By Aruna Viswanatha
WASHINGTON, March 13 The FBI ranked mortgage
fraud as its lowest criminal threat after the height of the
financial crisis, even though the U.S. Justice Department had
said that investigating mortgage fraud was to be a priority, a
report by a department watchdog said on Thursday.
In addition, although federal investigators received
significant additional funding from Congress to pursue mortgage
fraud cases, the FBI did not always use the funds only for
mortgage fraud, the report by the Department of Justice's
inspector general said.
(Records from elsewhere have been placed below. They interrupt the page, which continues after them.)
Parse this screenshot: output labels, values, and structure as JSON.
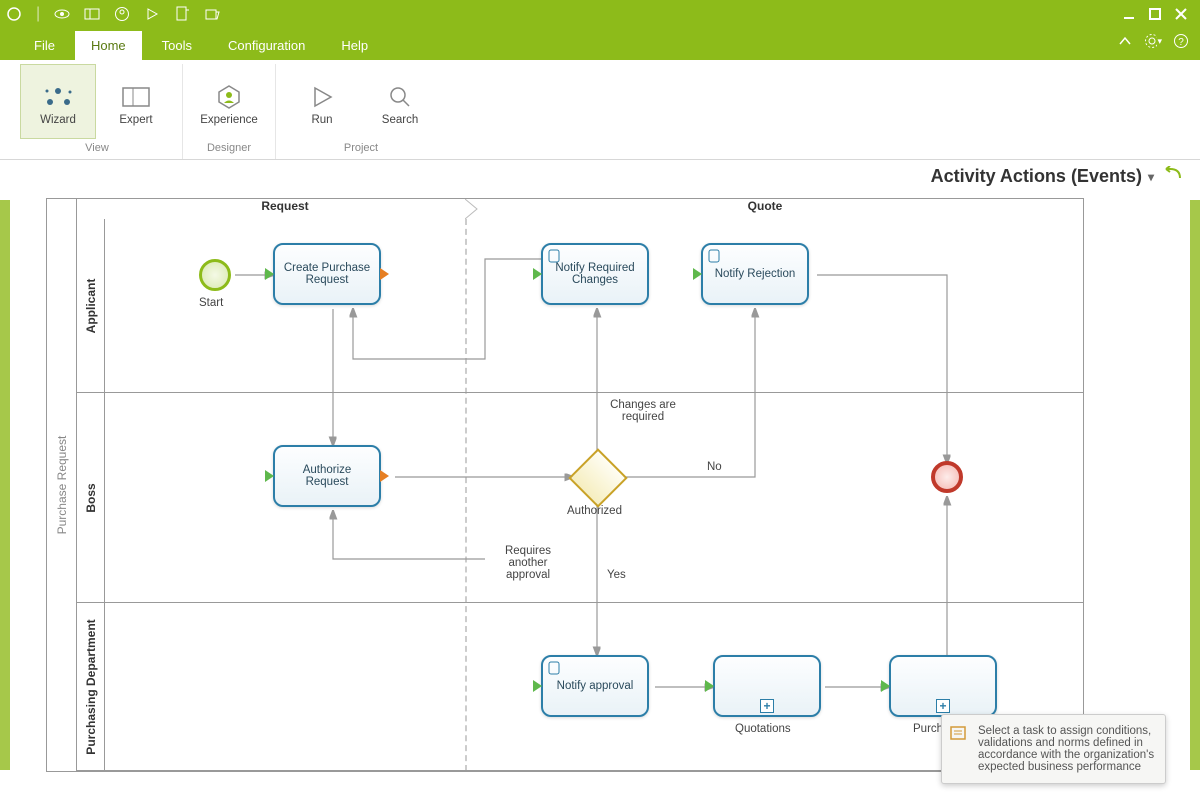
{
  "menu": {
    "file": "File",
    "home": "Home",
    "tools": "Tools",
    "configuration": "Configuration",
    "help": "Help"
  },
  "ribbon": {
    "groupView": "View",
    "groupDesigner": "Designer",
    "groupProject": "Project",
    "wizard": "Wizard",
    "expert": "Expert",
    "experience": "Experience",
    "run": "Run",
    "search": "Search"
  },
  "panelTitle": "Activity Actions (Events)",
  "pool": {
    "name": "Purchase Request"
  },
  "lanes": {
    "applicant": "Applicant",
    "boss": "Boss",
    "purchasing": "Purchasing Department"
  },
  "phases": {
    "request": "Request",
    "quote": "Quote"
  },
  "tasks": {
    "createPurchaseRequest": "Create Purchase Request",
    "notifyRequiredChanges": "Notify Required Changes",
    "notifyRejection": "Notify Rejection",
    "authorizeRequest": "Authorize Request",
    "notifyApproval": "Notify approval",
    "quotations": "Quotations",
    "purchase": "Purchase"
  },
  "events": {
    "start": "Start"
  },
  "gatewayLabels": {
    "authorized": "Authorized",
    "changesRequired": "Changes are required",
    "no": "No",
    "yes": "Yes",
    "requiresAnother": "Requires another approval"
  },
  "tooltip": "Select a task to assign conditions, validations and norms defined in accordance with the organization's expected business performance",
  "colors": {
    "brand": "#8dbb1a",
    "taskBorder": "#2c7ea8",
    "end": "#c0392b"
  }
}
The FBI is part of the Justice
"The FBI in adding new staff did not always use these new
positions to exclusively investigate mortgage fraud," inspector
general Michael Horowitz said in the report.
The report also said that the FBI placed mortgage fraud in
its lowest criminal category.
In recent years the government has been accused of not doing
enough to go after the kind of conduct that fueled the financial
crisis, including mortgage fraud.
The FBI received $196 million in funding to investigate
mortgage fraud activities between the 2009 and 2011 fiscal
years, but in 2011 the number of agents investigating such cases
and the number of open investigations decreased, the inspector
In response to the report, Justice Department spokeswoman
Ellen Canale said the number of mortgage fraud indictments
nearly doubled and the number of convictions rose by more than
100 percent between 2009 and 2011, the two years the inspector
"As the report itself notes, even at a time of constrained
budget resources, the department has dedicated significant
manpower and funding to combating mortgage fraud," Canale said.
The inspector general also said he found "significant
deficiencies" in the Department of Justice's ability to
accurately report its mortgage fraud efforts.
The agency mistakenly inflated its results in mortgage fraud
prosecutions at an October 2012 press conference by some 90
percent, Horowitz said.
While the Justice Department said at the press conference it
had prosecuted crimes targeting homeowners that had resulted in
more than $1 billion in losses, it was not until 10 months later
that it updated the information to reflect the accurate number
of losses - only $91 million, Horowitz said.
When the information was updated, the number of such cases
also dramatically dropped, from 530 to 107. The Justice
Department has since corrected the statistics in the related
In the report, Horowitz also said he found mortgage fraud to
either be a low priority or not listed as a priority for
multiple FBI field offices that he visited, including in New
York, Miami, Los Angeles and Baltimore.
In response to a draft of the report, Deputy Attorney
General James Cole said the Department of Justice would aim to
improve mortgage-related data collection and reporting.